This model worked. We learned a lot quickly. We isolated the issues to where it could be, and where it absolutely wasn’t. And best of all it eliminated a lot of the confusing chatter that was happening on the side.

The actual issue

In the end we discovered the underlying issue and it was far more complicated than most would initially assume. We used Apache as a proxy between the Rails Unicorn process and the load-balancer. This helped fan requests out to the Rails processes which handled requests serially. The Apache process would receive a request, write it to the Rails socket. The Rails workers would accept the request, read the HTTP call, process it, then write the response.

Except when the system started to get busy it all started to backlog a bit. Apache would open the request to the Rails instance and start a five second timer after which it would serve a 502 to the caller and close the connection to Rails. Except, inside of Rails it would still see the connection, and could read the headers for the request because all of that was buffered in the Linux kernel. Only when it got to the very end and could serve a success to the caller would it receive a Pipe Error while writing, (funny enough it would then try to write an error which would also error).

Rails was serving successfully, just the queue was longer than the timeout. The heavier the load, the longer the queue. This was the death spiral we were encountering. The fix for this was actually fairly trivial. When Apache wrote the request to the Rails instance it would include a header that contained the time stamp of when the request was initiated. Rails, when reading the request could then calculate how long the request had before Apache would give up completely. If we were too close to that line we could just serve a very quick and cheap 502 rather than wasting time and resources responding to a request that had already been timed out.

This feature was called the ‘Whalinator’ (never let nerds name things!)

Testing the solution.

This function was put in place before the final World Cup games. Interestingly for the next game we didn’t see a massive sustained level of errors. At a few points we saw error spikes but they would subside and the site would return to greater than 99% success rates. We set a rule that if the error rate spiked over 10% we would turn off the Whalinator to see if that would help. We would then wait ten minutes to observe the effects.

At one point in the game we hit 10% errors, so we turned of the Whalinator and the effects where immediate and terrible. The error rate spiked up to beyond 60%, the whole site become non responsive, and basically everything went completely sideways. Rather than wait ten minutes we turned the Whalinator back on immediately and the error rate dropped back down to sub 5%. We had found our fix.

Lessons learned

This ended up being an absolutely amazing demonstration of proper incident management in action. We removed the noise that can be created by people not responding, we created a system that allowed us to learn from the ongoing issues without immediately reacting and losing debugging data, and we created a well defined process for owning the resolution. After this we had a clearly established Incident Manager on-call role with a select group of people that knew the system well enough to answer those pages.

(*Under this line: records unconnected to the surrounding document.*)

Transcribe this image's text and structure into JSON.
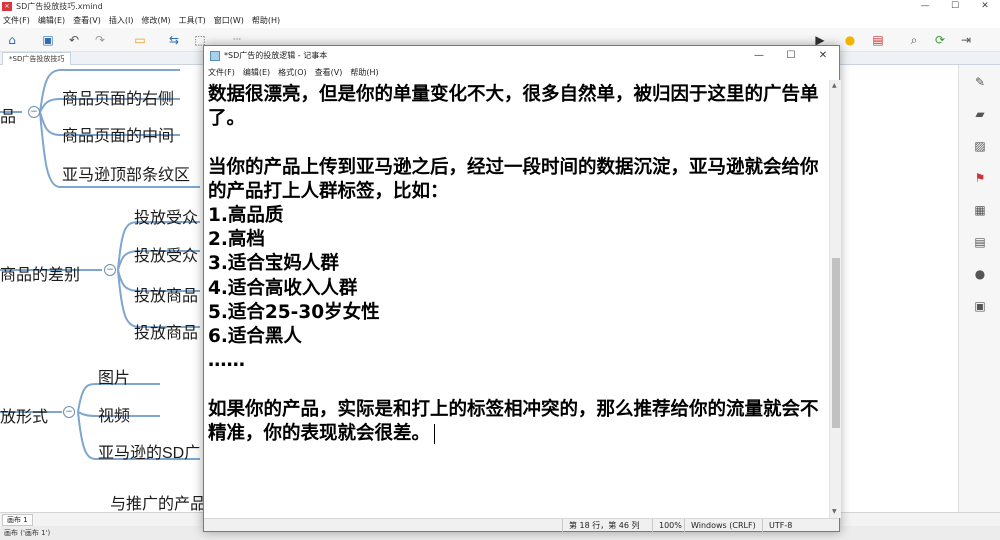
{
  "xmind": {
    "title": "SD广告投放技巧.xmind",
    "menu": [
      "文件(F)",
      "编辑(E)",
      "查看(V)",
      "插入(I)",
      "修改(M)",
      "工具(T)",
      "窗口(W)",
      "帮助(H)"
    ],
    "tab_label": "*SD广告投放技巧",
    "sheet_tab": "画布 1",
    "status_text": "画布 ('画布 1')",
    "toolbar_more": "···",
    "nodes": {
      "n1": "品",
      "n2": "商品页面的右侧",
      "n3": "商品页面的中间",
      "n4": "亚马逊顶部条纹区",
      "n5": "商品的差别",
      "n6": "投放受众",
      "n7": "投放受众",
      "n8": "投放商品",
      "n9": "投放商品",
      "n10": "放形式",
      "n11": "图片",
      "n12": "视频",
      "n13": "亚马逊的SD广",
      "n14": "与推广的产品"
    }
  },
  "notepad": {
    "title": "*SD广告的投放逻辑 - 记事本",
    "menu": [
      "文件(F)",
      "编辑(E)",
      "格式(O)",
      "查看(V)",
      "帮助(H)"
    ],
    "content": "数据很漂亮，但是你的单量变化不大，很多自然单，被归因于这里的广告单了。\n\n当你的产品上传到亚马逊之后，经过一段时间的数据沉淀，亚马逊就会给你的产品打上人群标签，比如：\n1.高品质\n2.高档\n3.适合宝妈人群\n4.适合高收入人群\n5.适合25-30岁女性\n6.适合黑人\n……\n\n如果你的产品，实际是和打上的标签相冲突的，那么推荐给你的流量就会不精准，你的表现就会很差。",
    "status": {
      "position": "第 18 行，第 46 列",
      "zoom": "100%",
      "line_ending": "Windows (CRLF)",
      "encoding": "UTF-8"
    }
  }
}
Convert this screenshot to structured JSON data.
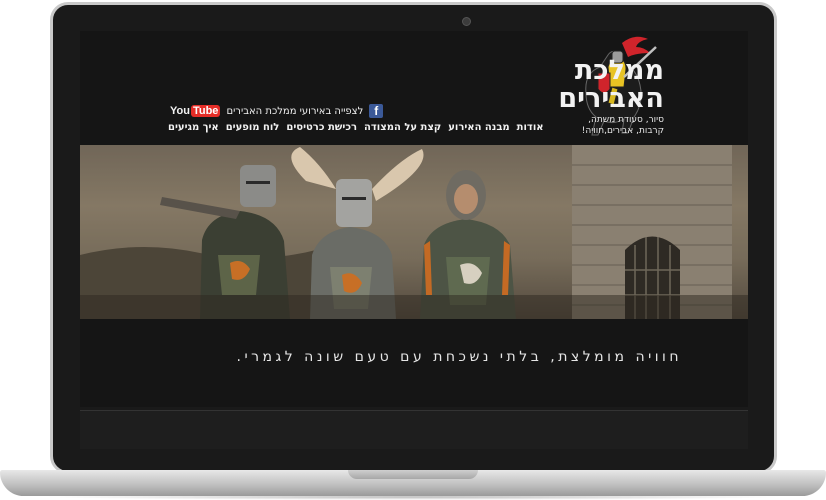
{
  "site": {
    "logo_title_line1": "ממלכת",
    "logo_title_line2": "האבירים",
    "logo_tagline_line1": "סיור, סעודת משתה,",
    "logo_tagline_line2": "קרבות, אבירים,חוויה!"
  },
  "social": {
    "facebook_icon": "f",
    "watch_videos_label": "לצפייה באירועי ממלכת האבירים",
    "youtube_you": "You",
    "youtube_tube": "Tube"
  },
  "nav": {
    "items": [
      {
        "label": "אודות"
      },
      {
        "label": "מבנה האירוע"
      },
      {
        "label": "קצת על המצודה"
      },
      {
        "label": "רכישת כרטיסים"
      },
      {
        "label": "לוח מופעים"
      },
      {
        "label": "איך מגיעים"
      }
    ]
  },
  "hero": {
    "slogan": "חוויה מומלצת, בלתי נשכחת עם טעם שונה לגמרי."
  },
  "colors": {
    "background": "#151515",
    "text": "#f2f2f2",
    "facebook": "#3b5998",
    "youtube": "#e52d27"
  },
  "icons": [
    "facebook-icon",
    "youtube-icon",
    "knight-logo-icon",
    "webcam-icon"
  ]
}
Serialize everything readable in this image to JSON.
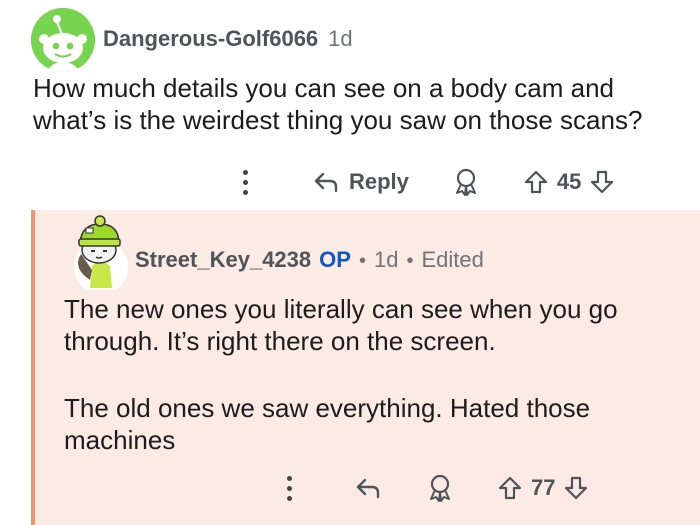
{
  "comment": {
    "username": "Dangerous-Golf6066",
    "age": "1d",
    "text": "How much details you can see on a body cam and what’s is the weirdest thing you saw on those scans?",
    "reply_label": "Reply",
    "score": "45",
    "avatar_color": "#77d44f"
  },
  "reply": {
    "username": "Street_Key_4238",
    "op_badge": "OP",
    "separator": "•",
    "age": "1d",
    "edited": "Edited",
    "paragraphs": [
      "The new ones you literally can see when you go through. It’s right there on the screen.",
      "The old ones we saw everything. Hated those machines"
    ],
    "score": "77",
    "thread_color": "#f0946f",
    "background": "#fcebe5"
  }
}
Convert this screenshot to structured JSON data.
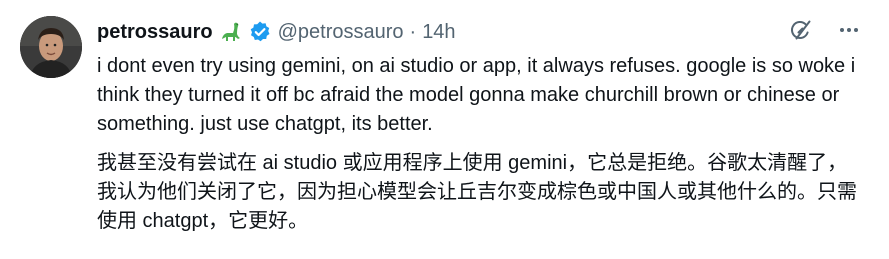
{
  "tweet": {
    "author": {
      "display_name": "petrossauro",
      "name_emoji": "sauropod-emoji-icon",
      "verified": true,
      "handle": "@petrossauro",
      "separator": "·",
      "timestamp": "14h"
    },
    "original_text": "i dont even try using gemini, on ai studio or app, it always refuses. google is so woke i think they turned it off bc afraid the model gonna make churchill brown or chinese or something. just use chatgpt, its better.",
    "translated_text": "我甚至没有尝试在 ai studio 或应用程序上使用 gemini，它总是拒绝。谷歌太清醒了，我认为他们关闭了它，因为担心模型会让丘吉尔变成棕色或中国人或其他什么的。只需使用 chatgpt，它更好。",
    "actions": {
      "grok_icon": "grok-icon",
      "more_icon": "more-options-icon"
    }
  },
  "colors": {
    "text_primary": "#0f1419",
    "text_secondary": "#536471",
    "verified_blue": "#1d9bf0",
    "emoji_green": "#4caf50"
  }
}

For me at least this moment represented a mentality shift in the way that Twitter dealt with reliability as a function. It was no longer an afterthought and it started being an actual practiced form of engineering. It also opened doors to be able to solve problems closer to design time rather than just when they presented themselves publicly.

Shout outs

This event was significant at Twitter to me and several other people and it would be remiss of me not to call them out as well: Jonathan Reichhold, Jeff Hodges, as well as Mike Abbott. There were also a pile of others that helped at various points along the way that I am unfairly forgetting in my old age I am sure.

Copyright 2016 - 2024